EXERCISE DIRECTIONS: In the listing that follows, determine how many lines include the word "JSON". Respond with that number alone.

DATA:
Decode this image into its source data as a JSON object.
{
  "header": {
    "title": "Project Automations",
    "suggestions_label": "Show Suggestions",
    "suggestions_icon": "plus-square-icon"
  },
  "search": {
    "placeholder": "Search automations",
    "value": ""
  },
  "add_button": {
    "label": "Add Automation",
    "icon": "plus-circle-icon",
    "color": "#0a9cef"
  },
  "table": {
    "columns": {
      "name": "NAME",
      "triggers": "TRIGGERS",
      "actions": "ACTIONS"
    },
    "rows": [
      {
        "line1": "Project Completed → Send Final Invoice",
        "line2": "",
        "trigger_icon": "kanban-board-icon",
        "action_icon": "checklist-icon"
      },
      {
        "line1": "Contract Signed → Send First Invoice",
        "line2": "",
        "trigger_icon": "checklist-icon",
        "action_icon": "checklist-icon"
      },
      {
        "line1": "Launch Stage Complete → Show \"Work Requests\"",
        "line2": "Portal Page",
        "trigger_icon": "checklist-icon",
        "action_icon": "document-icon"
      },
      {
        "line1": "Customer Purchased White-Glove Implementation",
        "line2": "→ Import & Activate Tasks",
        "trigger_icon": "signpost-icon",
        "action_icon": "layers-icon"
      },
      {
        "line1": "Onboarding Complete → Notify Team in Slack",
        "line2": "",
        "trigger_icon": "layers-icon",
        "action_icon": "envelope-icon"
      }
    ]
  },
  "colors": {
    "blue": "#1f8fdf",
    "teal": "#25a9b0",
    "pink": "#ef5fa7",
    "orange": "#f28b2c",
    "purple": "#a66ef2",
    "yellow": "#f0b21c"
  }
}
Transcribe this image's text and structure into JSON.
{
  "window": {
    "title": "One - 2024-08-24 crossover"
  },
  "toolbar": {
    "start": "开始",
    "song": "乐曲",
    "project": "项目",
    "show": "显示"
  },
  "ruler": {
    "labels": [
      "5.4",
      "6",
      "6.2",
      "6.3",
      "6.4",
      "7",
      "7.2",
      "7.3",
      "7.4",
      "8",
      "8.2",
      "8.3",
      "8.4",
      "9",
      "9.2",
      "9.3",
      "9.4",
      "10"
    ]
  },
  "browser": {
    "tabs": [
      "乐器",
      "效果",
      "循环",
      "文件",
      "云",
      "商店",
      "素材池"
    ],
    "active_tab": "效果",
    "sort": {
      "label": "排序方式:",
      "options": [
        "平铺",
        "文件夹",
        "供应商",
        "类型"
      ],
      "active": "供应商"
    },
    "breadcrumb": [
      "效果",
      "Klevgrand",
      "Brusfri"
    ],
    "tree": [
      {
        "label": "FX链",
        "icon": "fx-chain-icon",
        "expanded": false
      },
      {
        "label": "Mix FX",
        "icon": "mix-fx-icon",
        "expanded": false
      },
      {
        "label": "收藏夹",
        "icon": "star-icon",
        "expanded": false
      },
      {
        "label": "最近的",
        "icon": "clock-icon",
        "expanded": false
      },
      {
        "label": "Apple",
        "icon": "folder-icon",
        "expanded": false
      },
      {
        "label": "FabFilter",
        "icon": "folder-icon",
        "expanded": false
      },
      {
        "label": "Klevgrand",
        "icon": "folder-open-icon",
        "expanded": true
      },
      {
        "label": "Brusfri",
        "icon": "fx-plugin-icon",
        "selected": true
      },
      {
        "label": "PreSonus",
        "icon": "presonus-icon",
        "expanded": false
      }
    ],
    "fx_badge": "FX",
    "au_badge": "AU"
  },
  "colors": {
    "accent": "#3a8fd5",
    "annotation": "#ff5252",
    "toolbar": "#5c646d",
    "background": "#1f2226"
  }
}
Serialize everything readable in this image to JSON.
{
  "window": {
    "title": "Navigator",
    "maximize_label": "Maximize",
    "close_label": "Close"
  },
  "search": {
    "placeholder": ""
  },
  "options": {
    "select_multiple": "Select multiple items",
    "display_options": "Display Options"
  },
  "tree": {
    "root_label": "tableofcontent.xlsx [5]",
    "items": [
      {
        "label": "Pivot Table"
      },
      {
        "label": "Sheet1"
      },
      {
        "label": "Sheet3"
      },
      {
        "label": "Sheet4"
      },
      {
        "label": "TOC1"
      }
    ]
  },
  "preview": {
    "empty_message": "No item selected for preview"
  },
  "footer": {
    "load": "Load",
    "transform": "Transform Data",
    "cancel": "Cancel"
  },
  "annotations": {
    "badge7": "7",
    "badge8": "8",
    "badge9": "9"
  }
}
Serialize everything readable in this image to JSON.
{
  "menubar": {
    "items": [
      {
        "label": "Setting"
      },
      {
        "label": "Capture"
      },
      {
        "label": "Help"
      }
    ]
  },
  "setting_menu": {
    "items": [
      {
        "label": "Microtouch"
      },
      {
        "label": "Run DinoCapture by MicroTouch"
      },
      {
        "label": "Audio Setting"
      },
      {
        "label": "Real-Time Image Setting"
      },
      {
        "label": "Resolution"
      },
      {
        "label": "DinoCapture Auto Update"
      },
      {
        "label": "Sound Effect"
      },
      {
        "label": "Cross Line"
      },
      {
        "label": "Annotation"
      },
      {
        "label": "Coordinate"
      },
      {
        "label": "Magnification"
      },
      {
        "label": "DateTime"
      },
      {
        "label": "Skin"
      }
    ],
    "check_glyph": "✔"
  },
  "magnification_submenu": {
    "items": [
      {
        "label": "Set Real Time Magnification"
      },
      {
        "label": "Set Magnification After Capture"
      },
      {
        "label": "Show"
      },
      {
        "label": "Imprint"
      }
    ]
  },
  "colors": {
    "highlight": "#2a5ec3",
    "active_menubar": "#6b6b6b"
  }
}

FINAL ANSWER: 4